The Ministry of Housing held a press conference to explain just how the money will be disbursed, and there’s no scarcity of specifics. First, the money will be given out in grants, not loans, meaning, recipients will not be asked to pay it back. Second, and this was repeated three times, it is for the poorest of the poor; that means grants for new houses will only be given to those making 15,000 dollars a year, or less; grants for home improvement will only be given to those making 20,000 dollars a year, or less.
Third, the grants will be disbursed across 31 constituencies spread out across four zones: north, south, east and west. A pplications will be available from all 31 area representatives, including the six PUP area reps; applications will not be distributed individually to applicants by the Ministry of Housing. Fourth, no one will get money in their hands.
Fifth, all disbursements will be reviewed on a per region basis by a six member oversight committee specific to that region. That group will have representation from the Ministry of Housing in the city, or the Ministry of Works in the districts, The National Trade Union Congress of Belize, the chamber of Commerce, the Ministry of Human Development and two area representatives. The oversight committees will review and approve applications, monitor construction and sign off on all disbursements.
There will be a limit of $30,000 on grants for new homes, and $10,000 for home improvement. It was also stressed that applications by those who already have a property will be easier to process. That’s a lot of rules, particularly when one considers that there were no rules at all when the first US$10Mil were disbursed before the general elections, but things have changed. The CEO for the Ministry of Housing Rosalie Gentle made it clear that this is a no nonsense program.
“Application forms will be distributed through the various area representatives,” commented Rosalie Gentle, CEO – Ministry of Housing. “All application forms must be properly filled out with attached estimates if required and submitted to the Ministry of Housing through your area representatives. Applications will be sorted out at the Ministry level and then submitted to the various oversight committees. So all applications will go into the Ministry and the Ministry will then separate them into four regions.
Mrs. Gentle continued by stating that the Ministry will process applications, sort them and the oversight committee will review them for approval. The Ministry, after the applications have been approved, will be processed. However, this is where monitoring will commence, the Ministry personnel will be required to take a picture of the house before it is repaired. So applicants are advised to take note that if you are to benefit from this project; a picture of your house before the repairs and a picture after will have to be obtained by the Ministry personnel.
There are no projected figures for how many homes will be built because the money will be split between home improvement and new home grants – and no one knows how many applications will be received for each. But at $30,000 each, 600 new homes can be constructed with $18Mil. The full amount available is $18.5Mil because $1.5Mil was spent on disaster relief.
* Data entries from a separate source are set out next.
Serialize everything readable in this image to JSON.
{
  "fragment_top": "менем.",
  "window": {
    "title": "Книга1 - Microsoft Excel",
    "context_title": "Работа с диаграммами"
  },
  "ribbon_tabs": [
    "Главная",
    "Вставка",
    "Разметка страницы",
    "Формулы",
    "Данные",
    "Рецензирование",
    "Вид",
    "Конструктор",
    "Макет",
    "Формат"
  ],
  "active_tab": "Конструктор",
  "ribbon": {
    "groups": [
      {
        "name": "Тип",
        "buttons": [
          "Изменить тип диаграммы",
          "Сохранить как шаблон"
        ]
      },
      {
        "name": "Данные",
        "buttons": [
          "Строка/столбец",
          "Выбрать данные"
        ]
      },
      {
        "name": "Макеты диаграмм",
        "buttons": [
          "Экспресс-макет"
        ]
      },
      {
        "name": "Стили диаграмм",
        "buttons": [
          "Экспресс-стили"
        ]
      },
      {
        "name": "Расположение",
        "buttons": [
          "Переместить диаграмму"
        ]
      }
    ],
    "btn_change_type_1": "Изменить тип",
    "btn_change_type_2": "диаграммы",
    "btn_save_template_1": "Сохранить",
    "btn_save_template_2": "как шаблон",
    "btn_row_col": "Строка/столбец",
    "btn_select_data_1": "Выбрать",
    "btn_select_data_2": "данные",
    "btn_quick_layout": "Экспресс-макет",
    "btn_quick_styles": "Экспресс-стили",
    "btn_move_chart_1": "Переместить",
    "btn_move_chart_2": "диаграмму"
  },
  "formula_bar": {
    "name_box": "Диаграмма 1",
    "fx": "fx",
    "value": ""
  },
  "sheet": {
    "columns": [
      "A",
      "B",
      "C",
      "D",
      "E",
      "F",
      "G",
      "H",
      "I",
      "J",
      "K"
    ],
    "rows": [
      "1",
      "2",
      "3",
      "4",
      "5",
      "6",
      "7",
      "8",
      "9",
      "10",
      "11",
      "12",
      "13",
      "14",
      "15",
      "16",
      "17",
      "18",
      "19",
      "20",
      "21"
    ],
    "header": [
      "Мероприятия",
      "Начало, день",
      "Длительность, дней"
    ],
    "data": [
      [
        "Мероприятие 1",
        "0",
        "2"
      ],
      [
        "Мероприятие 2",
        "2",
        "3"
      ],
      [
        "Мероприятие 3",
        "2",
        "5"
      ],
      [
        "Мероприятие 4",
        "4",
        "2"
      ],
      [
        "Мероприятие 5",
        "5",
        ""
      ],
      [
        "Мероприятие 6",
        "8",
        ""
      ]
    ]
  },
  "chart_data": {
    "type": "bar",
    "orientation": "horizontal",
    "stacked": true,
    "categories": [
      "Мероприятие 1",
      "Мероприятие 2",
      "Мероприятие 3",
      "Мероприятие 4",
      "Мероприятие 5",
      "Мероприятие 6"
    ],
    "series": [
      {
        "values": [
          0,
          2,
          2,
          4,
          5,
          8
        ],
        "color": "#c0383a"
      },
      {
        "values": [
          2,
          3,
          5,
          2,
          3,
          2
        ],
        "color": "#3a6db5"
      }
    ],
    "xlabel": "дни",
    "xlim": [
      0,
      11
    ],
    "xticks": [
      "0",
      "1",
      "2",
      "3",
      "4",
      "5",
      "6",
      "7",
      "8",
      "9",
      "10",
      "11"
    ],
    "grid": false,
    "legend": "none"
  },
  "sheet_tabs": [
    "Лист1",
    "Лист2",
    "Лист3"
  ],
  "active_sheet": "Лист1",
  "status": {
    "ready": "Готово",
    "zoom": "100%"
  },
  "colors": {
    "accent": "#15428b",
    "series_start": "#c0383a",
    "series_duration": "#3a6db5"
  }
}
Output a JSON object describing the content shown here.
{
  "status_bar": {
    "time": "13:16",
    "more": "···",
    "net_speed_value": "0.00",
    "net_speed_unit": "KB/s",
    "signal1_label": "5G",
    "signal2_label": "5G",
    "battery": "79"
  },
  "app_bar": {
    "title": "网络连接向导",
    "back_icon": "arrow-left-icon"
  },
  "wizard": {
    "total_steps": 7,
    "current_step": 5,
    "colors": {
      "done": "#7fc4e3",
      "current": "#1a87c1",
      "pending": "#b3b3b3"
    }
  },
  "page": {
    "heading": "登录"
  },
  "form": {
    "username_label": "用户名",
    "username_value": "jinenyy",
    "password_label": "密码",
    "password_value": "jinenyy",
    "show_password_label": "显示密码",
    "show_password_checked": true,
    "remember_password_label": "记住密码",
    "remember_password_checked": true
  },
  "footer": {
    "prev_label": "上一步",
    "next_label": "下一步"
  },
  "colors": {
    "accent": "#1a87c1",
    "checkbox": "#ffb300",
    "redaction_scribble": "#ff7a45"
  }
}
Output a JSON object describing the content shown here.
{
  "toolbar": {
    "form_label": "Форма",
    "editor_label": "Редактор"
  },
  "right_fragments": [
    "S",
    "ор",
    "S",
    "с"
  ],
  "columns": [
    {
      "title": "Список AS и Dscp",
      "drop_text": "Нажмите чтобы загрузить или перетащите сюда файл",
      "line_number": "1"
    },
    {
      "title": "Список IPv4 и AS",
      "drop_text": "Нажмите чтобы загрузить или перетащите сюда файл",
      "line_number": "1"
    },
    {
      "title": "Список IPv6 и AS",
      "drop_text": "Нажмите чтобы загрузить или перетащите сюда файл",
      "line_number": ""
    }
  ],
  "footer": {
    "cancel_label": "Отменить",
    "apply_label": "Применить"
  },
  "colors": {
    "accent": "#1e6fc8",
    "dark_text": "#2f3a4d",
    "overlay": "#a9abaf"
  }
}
Hulse explained that those funds were spent in the Cayo, Corozal, Orange Walk and Belize districts. They repaired damaged homes, raised homes that were vulnerable to floods, and installed flooring and partitions for homes with dirt floors. They did work on 40 homes in the Cayo district, 50 in the Belize district, 240 homes in the Orange Walk district, and 30 in the Corozal district. They were able to do it by competitive bidding for construction materials as well as with help of the Mennonite communities of Pilgrimage Valley and Red Creek who didn’t charge for their labor. News Source: News 7